[Requirement] Work out how many lines in the data below include "JSON", then reply with that number only.

☆ ☆ ☆

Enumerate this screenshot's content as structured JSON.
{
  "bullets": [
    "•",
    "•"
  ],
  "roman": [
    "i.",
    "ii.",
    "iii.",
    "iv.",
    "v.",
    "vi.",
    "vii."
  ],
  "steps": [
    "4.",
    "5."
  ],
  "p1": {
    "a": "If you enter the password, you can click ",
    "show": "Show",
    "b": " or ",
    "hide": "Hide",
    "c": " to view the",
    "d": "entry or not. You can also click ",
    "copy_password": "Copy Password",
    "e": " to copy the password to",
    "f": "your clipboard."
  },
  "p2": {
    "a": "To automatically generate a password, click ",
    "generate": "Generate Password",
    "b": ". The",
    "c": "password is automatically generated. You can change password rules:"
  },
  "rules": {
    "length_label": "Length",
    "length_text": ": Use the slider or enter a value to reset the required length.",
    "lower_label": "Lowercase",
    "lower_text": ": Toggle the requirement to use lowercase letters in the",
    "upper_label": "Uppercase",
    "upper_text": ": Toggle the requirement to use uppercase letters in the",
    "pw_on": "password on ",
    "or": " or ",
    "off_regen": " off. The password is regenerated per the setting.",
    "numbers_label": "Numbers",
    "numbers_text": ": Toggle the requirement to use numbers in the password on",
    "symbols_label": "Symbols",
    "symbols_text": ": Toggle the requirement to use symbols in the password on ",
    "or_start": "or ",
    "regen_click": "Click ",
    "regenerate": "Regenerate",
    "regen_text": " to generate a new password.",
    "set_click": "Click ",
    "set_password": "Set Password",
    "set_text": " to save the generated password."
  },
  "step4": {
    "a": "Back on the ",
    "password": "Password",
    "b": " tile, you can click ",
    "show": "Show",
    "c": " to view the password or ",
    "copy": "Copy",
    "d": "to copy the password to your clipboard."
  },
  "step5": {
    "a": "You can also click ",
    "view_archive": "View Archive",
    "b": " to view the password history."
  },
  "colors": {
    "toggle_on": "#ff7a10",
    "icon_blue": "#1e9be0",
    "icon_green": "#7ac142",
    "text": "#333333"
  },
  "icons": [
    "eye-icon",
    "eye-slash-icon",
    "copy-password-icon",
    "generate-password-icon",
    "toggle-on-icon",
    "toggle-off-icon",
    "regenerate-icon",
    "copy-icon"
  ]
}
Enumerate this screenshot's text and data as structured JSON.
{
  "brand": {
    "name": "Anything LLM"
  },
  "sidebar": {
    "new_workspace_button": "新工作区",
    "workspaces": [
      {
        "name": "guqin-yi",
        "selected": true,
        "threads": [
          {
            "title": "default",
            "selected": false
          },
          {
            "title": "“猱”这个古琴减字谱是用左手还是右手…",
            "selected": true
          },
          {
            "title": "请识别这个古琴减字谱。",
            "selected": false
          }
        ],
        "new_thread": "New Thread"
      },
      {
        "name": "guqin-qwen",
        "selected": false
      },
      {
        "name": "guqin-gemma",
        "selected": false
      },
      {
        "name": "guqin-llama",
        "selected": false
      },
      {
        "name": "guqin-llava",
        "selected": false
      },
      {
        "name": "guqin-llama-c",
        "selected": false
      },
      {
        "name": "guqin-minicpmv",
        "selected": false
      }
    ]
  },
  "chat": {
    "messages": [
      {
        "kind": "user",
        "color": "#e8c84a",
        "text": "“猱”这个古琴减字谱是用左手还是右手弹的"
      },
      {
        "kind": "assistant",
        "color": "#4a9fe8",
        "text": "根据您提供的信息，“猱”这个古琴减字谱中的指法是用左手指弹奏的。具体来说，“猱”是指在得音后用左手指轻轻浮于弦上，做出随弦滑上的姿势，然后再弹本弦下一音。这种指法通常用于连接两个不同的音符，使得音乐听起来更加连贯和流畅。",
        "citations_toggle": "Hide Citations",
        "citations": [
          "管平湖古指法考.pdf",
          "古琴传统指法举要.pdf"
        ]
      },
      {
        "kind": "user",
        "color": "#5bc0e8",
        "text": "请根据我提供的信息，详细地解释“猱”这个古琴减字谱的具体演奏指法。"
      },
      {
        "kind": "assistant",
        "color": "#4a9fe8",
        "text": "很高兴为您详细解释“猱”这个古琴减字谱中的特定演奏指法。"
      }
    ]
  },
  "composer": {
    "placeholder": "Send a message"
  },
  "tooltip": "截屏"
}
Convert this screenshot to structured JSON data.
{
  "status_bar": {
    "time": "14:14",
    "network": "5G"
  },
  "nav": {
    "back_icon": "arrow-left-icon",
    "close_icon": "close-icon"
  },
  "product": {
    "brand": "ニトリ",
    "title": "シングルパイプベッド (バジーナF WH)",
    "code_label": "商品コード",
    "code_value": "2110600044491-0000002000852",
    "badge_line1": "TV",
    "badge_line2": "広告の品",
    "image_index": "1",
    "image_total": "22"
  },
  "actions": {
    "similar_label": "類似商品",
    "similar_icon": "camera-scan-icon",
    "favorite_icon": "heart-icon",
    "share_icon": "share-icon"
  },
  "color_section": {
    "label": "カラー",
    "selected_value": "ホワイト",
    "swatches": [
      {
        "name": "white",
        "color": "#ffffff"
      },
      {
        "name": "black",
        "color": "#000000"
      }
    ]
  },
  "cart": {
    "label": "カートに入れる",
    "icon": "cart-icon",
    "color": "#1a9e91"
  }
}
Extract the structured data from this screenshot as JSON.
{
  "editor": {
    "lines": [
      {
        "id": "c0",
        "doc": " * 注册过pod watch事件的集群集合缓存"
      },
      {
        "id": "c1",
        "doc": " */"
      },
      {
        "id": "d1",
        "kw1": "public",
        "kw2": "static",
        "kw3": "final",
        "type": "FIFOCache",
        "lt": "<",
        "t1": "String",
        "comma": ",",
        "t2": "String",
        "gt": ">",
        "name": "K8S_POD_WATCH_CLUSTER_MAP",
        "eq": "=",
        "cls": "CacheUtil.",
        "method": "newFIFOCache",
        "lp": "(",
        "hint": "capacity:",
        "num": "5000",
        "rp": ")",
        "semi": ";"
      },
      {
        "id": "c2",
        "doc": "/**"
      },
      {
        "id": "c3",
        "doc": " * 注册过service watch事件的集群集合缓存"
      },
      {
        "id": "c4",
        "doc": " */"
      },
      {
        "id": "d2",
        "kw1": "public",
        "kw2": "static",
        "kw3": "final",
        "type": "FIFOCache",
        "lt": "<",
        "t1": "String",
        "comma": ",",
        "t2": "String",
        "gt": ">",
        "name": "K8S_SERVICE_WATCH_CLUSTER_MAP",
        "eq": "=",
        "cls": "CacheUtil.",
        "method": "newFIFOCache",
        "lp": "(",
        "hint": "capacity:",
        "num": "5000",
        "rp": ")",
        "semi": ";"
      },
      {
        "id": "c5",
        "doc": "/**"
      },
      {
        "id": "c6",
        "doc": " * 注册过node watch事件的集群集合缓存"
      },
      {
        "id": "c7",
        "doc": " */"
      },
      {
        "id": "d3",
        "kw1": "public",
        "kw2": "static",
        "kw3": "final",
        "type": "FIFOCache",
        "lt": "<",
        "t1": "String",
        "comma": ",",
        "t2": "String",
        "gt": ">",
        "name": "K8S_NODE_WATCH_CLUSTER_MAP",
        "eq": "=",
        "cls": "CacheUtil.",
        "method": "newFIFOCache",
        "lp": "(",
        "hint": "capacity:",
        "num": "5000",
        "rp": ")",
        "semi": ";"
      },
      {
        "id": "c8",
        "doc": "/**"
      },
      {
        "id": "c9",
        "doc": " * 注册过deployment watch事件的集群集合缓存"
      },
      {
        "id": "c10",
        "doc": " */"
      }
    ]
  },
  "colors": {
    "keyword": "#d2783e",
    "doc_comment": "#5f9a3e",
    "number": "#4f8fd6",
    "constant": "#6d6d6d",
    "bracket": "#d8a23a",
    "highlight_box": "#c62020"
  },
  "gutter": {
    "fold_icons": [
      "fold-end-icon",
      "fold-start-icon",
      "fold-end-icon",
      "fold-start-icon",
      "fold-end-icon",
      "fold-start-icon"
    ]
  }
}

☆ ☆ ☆

[Completed task] 4